Trump’s latest tweets fault the attorney general for not going after Hillary Clinton:

All this is nothing short of remarkable.

Trump said during the campaign that he would have prosecutors look at Hillary if he won, but dropped such talk after the election, saying he didn't want to "hurt the Clintons" and she had been through enough. It simply doesn’t look good for a president to be urging his top law-enforcement officer to investigate his defeated rival.

The pundits are engaging in all kind of speculation that Trump wants Sessions to bow out so he can appoint someone who would either curb Robert Mueller’s investigation or fire him outright. If that’s the case—and it’s just media chatter at this point—perhaps the appearance would be better if Sessions stepped down.

But this potential upheaval at the Justice Department has sparked new questions about who Trump could get confirmed, or whether he might make a recess appointment once the Senate adjourns. Two names that have been floated—Ted Cruz and Rudy Giuliani—have both declined, with Rudy saying he thinks Sessions did the right thing by recusing himself.

I suppose this could all blow over. But it’s noteworthy that Trump hasn’t spoken to Sessions since launching the attacks last week.

Howard Kurtz is a Fox News analyst and the host of "MediaBuzz" (Sundays 11 a.m.). He is the author of five books and is based in Washington.
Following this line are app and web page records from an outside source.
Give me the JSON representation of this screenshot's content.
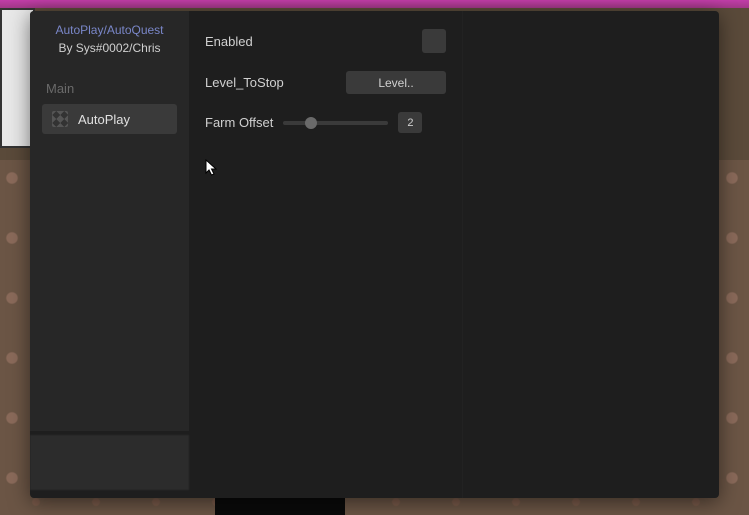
{
  "header": {
    "title": "AutoPlay/AutoQuest",
    "subtitle": "By Sys#0002/Chris"
  },
  "sidebar": {
    "section_label": "Main",
    "items": [
      {
        "label": "AutoPlay",
        "icon": "grid-icon"
      }
    ]
  },
  "settings": {
    "enabled": {
      "label": "Enabled",
      "value": false
    },
    "level_to_stop": {
      "label": "Level_ToStop",
      "selected": "Level.."
    },
    "farm_offset": {
      "label": "Farm Offset",
      "value": 2,
      "min": 0,
      "max": 10
    }
  }
}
Follow him at @HowardKurtz. Click here for more information on Howard Kurtz.